Before carrying out radio tracer experiments, there are various factors that must be considered, such as understanding of the system to be tested. You need to have carried out feasibility assessment, including plant visits, selection of suitable locations to carry out the tests, measurement of background radiation, waste disposal, usefulness of the experiment and its economic aspects. You also need to check your apparatus.
What challenges come with your career?
As an emerging field in the country, radiation technology is faced with some setbacks, the major one being availability of radioisotopes.
Currently, radio tracers are not produced locally, making it more expensive since it has to be imported from other countries such as South Africa.
How do you solve, or cope, with such challenges?
Every experiment procedure requires proper planning not only to obtain best results, but also to prevent radiation contamination and minimise exposure to persons handling the experiment. While in the field, it is a rule that one should use the right gear for protection from radiation effects.
What is the future like for those who would want to study your career?
As a new profession in Kenya, industrial application of radio tracer is a career which still doesn’t have many local people in it, therefore opportunities are many. Go for it because it is achievable, this is what I tell the students whom I meet during my voluntary motivational talks. So far, I have given talks in Murang’a, Kiambu and Malindi.
Can you be self-employed in this field?
You can earn handsomely working as a consultant in factories and for plants, as they need expertise in their various production lines.
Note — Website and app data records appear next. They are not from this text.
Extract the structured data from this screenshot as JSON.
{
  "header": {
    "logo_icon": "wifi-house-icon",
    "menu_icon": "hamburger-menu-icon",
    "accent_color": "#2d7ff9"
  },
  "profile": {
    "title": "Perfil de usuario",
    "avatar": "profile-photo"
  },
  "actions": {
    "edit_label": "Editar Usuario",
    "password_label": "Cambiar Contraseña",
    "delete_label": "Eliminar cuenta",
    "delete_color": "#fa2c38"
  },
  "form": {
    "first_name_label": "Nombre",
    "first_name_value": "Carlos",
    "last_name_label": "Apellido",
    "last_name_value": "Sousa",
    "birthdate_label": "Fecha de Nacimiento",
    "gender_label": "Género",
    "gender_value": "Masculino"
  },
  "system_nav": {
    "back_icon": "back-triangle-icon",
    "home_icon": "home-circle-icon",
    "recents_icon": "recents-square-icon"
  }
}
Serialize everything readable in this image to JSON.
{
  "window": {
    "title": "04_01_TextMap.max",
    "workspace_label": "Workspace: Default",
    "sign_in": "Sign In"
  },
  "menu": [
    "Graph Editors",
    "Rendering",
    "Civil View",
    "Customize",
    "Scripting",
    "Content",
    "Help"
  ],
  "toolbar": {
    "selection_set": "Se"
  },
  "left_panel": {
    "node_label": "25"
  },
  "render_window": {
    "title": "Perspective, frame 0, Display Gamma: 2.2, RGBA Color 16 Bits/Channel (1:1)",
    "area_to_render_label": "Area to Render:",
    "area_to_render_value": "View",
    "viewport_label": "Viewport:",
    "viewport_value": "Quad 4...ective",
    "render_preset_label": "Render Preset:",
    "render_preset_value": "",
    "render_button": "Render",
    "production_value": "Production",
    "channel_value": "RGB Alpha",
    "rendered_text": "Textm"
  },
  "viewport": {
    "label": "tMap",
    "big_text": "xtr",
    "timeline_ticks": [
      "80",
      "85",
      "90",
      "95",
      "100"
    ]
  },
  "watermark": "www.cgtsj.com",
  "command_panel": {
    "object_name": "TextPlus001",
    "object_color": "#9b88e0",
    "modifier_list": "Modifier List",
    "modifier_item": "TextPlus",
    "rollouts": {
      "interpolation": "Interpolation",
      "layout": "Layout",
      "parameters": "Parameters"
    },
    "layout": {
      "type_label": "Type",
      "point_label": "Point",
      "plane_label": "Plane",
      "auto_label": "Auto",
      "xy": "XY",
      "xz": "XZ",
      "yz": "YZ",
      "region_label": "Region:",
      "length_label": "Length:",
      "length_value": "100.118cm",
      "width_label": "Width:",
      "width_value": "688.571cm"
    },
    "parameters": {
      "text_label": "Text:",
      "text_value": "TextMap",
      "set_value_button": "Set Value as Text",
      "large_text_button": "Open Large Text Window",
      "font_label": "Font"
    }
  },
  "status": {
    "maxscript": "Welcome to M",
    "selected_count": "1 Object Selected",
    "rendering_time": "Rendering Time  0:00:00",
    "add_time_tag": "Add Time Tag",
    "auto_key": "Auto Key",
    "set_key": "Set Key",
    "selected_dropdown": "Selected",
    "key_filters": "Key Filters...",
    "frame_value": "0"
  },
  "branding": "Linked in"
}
You can also act as a professional and policy adviser to companies and organisations on standards and maintaining of standards of production.